When Finance Minister Arun Jaitley announced in the 2016 Union Budget an enabling regulatory architecture to create 20 world-class institutions, the message was loud and clear: India wants to join the global league. World leaders like Putin and Abe have also resoundingly articulated policies to increase their share in the world’s Top 100 by 2020.
What India needs to understand is that nobody has understood what a World Class University (WCU) is and in the words of renowned educationist and researcher Philip Altbach, “Every country wants a world-class university. No country feels it can do without one. The problem is that no one knows what a world-class university is, and no one has figured out how to get one.”
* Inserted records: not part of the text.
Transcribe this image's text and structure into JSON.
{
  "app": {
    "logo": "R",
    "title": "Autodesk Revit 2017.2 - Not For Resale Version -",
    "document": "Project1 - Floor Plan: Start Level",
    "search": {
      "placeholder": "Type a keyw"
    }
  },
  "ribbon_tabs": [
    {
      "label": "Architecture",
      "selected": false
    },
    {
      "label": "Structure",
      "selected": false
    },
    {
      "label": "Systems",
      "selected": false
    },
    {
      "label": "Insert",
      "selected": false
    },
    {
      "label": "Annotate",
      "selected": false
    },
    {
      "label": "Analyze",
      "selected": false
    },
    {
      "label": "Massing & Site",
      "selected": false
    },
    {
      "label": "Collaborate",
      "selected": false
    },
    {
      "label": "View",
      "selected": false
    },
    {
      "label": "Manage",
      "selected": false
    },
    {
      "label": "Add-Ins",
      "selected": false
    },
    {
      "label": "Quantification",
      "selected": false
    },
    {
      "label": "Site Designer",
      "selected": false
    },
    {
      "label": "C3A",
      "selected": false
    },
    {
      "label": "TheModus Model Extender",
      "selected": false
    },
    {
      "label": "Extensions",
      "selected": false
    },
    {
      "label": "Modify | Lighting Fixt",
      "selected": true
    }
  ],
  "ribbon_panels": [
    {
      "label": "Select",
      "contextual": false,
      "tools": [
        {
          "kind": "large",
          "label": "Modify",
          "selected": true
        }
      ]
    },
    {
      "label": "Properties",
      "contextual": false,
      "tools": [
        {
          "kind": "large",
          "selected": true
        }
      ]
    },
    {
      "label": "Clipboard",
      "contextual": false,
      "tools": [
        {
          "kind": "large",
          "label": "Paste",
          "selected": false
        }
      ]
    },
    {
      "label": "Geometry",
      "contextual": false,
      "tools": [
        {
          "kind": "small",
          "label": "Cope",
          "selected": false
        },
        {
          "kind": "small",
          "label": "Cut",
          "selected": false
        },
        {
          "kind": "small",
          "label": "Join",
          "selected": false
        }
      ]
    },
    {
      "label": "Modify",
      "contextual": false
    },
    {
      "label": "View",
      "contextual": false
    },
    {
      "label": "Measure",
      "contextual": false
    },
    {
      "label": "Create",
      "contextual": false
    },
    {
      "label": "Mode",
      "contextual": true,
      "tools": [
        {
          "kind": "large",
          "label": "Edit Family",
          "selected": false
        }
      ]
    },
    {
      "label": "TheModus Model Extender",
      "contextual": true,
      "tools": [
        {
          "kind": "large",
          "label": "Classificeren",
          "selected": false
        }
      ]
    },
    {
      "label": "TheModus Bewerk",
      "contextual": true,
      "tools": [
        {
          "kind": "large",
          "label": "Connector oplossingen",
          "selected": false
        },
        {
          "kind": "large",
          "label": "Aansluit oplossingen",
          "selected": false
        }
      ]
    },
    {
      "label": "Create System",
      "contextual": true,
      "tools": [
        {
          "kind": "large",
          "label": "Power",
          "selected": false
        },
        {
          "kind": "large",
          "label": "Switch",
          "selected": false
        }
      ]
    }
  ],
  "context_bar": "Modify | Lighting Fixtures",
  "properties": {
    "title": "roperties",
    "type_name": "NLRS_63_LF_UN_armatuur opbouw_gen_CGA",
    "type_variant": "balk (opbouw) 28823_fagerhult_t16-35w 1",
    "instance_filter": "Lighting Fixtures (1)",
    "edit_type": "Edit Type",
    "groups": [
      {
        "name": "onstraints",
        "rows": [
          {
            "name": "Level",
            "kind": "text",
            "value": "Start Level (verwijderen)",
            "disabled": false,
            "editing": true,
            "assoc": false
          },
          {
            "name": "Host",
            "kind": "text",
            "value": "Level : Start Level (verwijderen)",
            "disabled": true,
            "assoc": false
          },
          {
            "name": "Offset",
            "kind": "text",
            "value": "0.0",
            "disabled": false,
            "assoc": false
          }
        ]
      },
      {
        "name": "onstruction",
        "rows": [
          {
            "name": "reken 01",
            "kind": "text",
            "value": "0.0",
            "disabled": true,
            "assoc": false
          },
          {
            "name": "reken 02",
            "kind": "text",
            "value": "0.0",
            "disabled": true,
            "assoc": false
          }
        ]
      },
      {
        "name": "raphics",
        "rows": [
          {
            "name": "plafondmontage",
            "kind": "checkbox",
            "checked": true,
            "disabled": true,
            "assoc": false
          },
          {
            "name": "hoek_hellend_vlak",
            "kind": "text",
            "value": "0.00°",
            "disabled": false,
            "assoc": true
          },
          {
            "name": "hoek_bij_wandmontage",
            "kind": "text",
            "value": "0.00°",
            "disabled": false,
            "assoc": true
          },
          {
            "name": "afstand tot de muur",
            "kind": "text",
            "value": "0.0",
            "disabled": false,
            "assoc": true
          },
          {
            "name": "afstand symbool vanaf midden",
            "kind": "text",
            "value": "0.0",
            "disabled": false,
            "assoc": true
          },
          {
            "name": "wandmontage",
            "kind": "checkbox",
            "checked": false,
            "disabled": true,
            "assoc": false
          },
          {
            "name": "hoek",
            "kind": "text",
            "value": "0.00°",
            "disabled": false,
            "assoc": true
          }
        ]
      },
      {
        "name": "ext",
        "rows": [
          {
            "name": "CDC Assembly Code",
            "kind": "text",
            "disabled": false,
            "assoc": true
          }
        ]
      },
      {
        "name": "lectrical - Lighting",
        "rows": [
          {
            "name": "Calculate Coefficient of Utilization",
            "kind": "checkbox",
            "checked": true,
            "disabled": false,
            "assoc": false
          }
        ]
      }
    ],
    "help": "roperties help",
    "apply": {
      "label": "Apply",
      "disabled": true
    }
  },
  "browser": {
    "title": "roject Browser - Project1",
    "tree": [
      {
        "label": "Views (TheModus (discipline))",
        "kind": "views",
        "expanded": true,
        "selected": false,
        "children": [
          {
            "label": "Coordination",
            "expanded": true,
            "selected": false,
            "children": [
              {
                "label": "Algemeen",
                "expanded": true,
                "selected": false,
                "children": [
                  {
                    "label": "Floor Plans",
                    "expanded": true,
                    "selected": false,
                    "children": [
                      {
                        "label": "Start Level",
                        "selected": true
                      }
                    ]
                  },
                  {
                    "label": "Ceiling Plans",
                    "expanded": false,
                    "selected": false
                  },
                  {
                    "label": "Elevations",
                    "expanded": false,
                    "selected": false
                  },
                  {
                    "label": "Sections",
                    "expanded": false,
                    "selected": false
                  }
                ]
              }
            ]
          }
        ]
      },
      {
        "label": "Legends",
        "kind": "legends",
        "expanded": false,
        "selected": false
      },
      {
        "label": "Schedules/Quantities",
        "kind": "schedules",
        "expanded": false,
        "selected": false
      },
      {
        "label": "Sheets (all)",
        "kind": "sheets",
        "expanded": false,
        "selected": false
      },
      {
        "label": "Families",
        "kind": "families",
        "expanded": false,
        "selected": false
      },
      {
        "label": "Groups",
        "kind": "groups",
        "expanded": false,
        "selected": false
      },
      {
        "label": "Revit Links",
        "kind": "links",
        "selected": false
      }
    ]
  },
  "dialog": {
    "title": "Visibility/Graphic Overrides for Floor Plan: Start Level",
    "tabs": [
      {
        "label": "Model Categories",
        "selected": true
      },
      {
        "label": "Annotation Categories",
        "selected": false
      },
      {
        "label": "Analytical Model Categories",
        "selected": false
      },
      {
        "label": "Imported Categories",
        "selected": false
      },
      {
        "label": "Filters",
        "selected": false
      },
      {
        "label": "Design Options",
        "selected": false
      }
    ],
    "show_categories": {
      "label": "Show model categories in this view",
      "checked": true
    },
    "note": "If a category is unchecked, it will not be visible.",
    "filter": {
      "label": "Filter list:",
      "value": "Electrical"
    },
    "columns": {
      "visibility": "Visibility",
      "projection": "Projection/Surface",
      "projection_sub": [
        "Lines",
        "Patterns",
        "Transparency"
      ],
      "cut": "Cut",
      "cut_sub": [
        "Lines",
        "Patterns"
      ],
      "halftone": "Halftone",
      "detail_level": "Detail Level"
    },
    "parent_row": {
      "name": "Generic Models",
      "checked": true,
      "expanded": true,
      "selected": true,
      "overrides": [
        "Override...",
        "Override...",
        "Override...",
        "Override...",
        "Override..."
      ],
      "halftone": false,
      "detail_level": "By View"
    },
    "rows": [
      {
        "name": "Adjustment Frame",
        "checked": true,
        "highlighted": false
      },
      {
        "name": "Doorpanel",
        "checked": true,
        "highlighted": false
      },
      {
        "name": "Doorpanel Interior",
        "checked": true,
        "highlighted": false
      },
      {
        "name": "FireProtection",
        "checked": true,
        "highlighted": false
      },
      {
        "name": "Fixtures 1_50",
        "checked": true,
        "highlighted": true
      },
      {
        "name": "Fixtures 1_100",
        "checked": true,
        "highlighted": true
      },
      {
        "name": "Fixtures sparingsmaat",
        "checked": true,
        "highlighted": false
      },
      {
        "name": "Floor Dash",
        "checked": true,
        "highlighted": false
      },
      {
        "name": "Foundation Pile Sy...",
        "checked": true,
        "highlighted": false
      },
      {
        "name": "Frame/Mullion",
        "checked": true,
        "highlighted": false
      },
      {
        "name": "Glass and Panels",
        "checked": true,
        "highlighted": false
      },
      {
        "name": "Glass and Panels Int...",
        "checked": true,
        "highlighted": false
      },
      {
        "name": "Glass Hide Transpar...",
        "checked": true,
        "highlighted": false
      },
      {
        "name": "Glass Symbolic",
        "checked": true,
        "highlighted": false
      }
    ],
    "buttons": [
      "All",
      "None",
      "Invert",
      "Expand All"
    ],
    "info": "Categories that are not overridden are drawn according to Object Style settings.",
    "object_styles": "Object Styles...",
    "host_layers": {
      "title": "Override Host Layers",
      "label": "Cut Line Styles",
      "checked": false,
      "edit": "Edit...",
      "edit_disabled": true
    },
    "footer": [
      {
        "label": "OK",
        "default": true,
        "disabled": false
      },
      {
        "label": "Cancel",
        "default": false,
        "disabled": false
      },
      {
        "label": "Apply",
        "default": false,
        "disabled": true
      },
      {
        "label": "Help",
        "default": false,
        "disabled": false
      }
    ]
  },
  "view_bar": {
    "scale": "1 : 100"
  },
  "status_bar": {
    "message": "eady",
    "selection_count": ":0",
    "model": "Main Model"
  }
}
The Times Higher Education 2014-15 rank list quantified the average characteristics of the Top 200 global universities—total annual income per academic was close to $750,000, total research income per academic was $230,000, 43 per cent of papers were published with an international co-author, 20 per cent of student and faculty were international and student-faculty ratio of 11.7 to 1.
Finances topped the list of serious requirements to build a WCU. According to a World Bank report, establishing a WCU in the late 19th century required $50 million and 200 years. The University of Chicago in the beginning of the 20th century invested 20 years and more than $100 million to build a WCU. The Cornell University spent more than $750 million in setting up a world-class medical school in Qatar in 2002.
King Abdullah University of Science and Technology in Saudi Arabia was established at $3 billion and operates outside the purview of the Ministry of Higher Education. The estimated cost of creating a WCU today is close to $1,500 million (over `10,000 crore). It is not possible to allocate such huge amounts to create 20 WCUs nor is the proposed annual grant of `100 crore to 10 government institutions for a five-year period is adequate. With the 2017 Budget about to be announced, now is the time to ask for more to bridge this gap.
The pressure on the government to maintain the tax/GDP ratio balance across several socially critical sectors and the fight for capital is understandable. There are other ways for the Finance Ministry to deploy the much need investment in WCUs: * Service Tax exemptions for all taxable services offered by and to WCUs; * Complete waiver of import duties on all research and teaching assets; * Access to cost competitive debt capital either through a consolidated bond issue guaranteed by the government or individual institutional debts from overseas markets by easing strict RBI regulations; * Provide accelerated tax exemption of 200 per cent to corporate/philanthropic grants made to WCUs with a minimum grant amount fixed; * Complete freedom to create reasonable revenue instruments that are allowed by law to ensure substantial working capital liquidity; * Jointly with other ministries, a one-stop harmonious approval window for all approvals—programmes, building, environment, home, finance departments, etc. at both Central and state level
The aggregate revenue foregone through direct/indirect tax incentives and exemptions to corporates in the last 10 to 12 years is conservatively estimated to have exceeded `5 lakh crore in return for significant wealth and employment creation. There is an effort to rationalise these exemptions and substantial portion of the resultant savings in ‘foregoable’ revenue can be diverted to benefit WCUs without considerable burden on the exchequer. Potential WCUs look forward to the 2017 Union Budget with a hope on possible pathways for raising finance. The road to WCUs needs tax exemption and not tar for construction.
The writer is Dean, Planning & Development, SASTRA University